¶8 The evidence in this case clearly shows that one of the defendants is conducting a similar, or analogous, business as being conducted by plaintiff.
¶9 In view of the general character of the neighborhood and the surrounding circumstances, we hold that the refusal of the trial court to rezone plaintiff's property, which bears no reasonable relation to public health, safety, morals or welfare, should not be sustained.
¶10 Abuse of judicial discretion is a discretion exercised to an end or purpose not justified by, and clearly against, reason and evidence. State v. State ex rel. Shull, 142 Okl. 293, 286 P. 891.

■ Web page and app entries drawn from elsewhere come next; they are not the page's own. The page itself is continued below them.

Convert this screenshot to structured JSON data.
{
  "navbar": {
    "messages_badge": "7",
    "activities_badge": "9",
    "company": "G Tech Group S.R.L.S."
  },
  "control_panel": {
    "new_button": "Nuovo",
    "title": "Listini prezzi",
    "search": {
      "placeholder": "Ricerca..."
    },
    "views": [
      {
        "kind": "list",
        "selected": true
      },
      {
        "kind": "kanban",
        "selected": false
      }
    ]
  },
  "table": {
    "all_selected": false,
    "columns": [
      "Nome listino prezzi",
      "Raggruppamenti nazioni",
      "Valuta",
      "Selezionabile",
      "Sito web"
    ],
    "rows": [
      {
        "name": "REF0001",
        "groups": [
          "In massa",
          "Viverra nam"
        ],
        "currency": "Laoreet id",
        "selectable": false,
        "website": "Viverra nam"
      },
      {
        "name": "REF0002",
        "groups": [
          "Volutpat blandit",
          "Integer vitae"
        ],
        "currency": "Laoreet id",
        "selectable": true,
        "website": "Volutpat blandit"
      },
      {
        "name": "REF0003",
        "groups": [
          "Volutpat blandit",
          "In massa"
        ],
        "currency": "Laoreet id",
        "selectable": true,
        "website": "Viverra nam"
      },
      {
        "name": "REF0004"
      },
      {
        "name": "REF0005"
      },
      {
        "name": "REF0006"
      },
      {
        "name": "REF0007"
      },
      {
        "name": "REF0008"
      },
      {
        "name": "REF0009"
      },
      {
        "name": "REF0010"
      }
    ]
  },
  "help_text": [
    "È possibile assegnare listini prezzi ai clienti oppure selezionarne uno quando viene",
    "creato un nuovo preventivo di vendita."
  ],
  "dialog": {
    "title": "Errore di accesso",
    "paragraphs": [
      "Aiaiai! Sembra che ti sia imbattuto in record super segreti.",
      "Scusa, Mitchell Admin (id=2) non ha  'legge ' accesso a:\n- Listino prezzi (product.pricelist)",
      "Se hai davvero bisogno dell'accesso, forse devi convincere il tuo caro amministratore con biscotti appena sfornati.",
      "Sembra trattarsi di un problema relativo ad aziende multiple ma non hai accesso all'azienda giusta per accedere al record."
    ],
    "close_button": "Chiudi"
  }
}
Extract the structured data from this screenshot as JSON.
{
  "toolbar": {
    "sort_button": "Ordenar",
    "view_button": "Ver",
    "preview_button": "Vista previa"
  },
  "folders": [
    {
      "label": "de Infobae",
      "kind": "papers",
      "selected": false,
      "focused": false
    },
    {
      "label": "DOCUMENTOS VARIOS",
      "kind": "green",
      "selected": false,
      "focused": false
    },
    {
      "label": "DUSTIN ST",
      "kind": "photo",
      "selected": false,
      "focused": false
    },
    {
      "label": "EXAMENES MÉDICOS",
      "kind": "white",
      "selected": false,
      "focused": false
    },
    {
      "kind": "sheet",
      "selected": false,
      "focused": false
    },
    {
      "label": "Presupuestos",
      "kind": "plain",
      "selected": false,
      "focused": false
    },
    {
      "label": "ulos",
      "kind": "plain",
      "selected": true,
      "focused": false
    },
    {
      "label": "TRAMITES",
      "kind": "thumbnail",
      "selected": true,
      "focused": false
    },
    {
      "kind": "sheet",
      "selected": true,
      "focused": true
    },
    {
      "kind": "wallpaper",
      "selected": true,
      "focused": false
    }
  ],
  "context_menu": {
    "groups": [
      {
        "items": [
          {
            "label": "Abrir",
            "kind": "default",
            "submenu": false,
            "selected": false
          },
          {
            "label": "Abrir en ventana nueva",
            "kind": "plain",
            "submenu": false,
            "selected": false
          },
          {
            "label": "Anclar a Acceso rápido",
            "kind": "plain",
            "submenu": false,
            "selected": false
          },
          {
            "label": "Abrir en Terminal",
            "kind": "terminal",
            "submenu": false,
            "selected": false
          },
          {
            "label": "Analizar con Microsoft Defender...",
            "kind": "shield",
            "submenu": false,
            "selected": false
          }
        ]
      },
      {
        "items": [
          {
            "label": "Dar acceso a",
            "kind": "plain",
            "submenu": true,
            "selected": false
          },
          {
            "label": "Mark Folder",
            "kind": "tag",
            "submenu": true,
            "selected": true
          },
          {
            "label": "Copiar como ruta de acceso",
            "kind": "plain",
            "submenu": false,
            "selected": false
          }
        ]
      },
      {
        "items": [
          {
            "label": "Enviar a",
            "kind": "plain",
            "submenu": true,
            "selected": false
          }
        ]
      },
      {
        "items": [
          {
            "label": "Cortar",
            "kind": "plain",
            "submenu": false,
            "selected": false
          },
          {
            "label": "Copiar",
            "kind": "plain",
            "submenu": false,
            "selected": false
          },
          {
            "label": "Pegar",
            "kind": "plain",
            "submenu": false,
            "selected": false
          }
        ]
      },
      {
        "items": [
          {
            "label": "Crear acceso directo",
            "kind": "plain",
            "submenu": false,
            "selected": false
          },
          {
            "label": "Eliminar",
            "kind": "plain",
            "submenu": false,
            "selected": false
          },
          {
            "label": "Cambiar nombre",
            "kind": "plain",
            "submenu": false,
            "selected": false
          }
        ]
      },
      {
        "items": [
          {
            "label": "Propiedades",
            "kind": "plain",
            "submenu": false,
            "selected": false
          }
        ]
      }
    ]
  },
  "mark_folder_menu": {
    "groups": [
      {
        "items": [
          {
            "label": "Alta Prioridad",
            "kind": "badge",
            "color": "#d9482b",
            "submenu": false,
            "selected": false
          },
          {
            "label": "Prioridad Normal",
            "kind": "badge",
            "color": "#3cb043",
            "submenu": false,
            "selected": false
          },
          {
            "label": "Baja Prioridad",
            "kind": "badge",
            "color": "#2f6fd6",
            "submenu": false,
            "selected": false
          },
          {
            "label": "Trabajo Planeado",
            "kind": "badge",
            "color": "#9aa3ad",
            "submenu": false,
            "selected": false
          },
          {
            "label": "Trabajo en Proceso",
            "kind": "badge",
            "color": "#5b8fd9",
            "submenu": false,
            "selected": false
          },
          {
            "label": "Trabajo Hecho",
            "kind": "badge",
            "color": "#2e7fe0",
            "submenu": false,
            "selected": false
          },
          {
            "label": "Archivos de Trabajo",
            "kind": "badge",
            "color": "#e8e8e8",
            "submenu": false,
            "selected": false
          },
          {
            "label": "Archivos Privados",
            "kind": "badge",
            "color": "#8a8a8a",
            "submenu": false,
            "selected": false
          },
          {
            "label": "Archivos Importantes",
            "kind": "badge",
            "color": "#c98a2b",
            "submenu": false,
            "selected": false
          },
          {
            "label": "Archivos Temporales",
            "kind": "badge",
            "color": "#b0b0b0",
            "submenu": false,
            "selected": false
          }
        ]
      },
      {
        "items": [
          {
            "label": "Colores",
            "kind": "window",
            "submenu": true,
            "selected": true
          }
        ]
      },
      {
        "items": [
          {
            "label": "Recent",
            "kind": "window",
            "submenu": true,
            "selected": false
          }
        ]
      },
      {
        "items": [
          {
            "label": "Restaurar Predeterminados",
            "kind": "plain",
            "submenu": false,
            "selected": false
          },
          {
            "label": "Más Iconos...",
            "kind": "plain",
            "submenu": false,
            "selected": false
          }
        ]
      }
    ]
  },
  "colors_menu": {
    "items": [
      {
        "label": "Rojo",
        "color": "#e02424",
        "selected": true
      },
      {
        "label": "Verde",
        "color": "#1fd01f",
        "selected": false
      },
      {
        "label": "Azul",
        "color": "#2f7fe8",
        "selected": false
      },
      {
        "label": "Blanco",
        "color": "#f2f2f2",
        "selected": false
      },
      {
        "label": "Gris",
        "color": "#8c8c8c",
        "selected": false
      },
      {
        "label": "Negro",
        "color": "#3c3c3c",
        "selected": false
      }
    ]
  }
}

¶11 The general character of the neighborhood and the surrounding circumstances as shown by the evidence required that the trial court should have ordered plaintiff's property rezoned from C-2 General Commercial to I-2 Light Industrial.
¶12 The following language used in the case of Lockard v. City of Los Angeles, 33 Cal. 2d 453,
"The findings and conclusions of the trial court as to the reasonableness of a zoning ordinance are not binding on an appellate court if the record shows that the question is debatable and that there may be a difference of opinion on the subject. The appellate courts look beyond such determinations and consider in some detail the basic physical facts appearing in the record, such as the character of the property of the objecting parties, the nature of the surrounding territory, the use to which each has been put, recent trends of development, etc., to ascertain whether the reasonableness of the ordinance is fairly debatable. * * *"
¶13 Measured in the light of the foregoing principles it is apparent that there was an abuse of sound legal discretion when the trial court refused to rezone plaintiff's property.
¶14 The judgment of the District Court of Oklahoma County is hereby reversed with directions to enter an order rezoning plaintiff's property from C-2 General Commercial to I-2 Light Industrial.
¶15 JOHNSON, C.J., WILLIAMS, V.C.J., and WELCH, DAVISON, BLACKBIRD, and JACKSON, JJ., concur.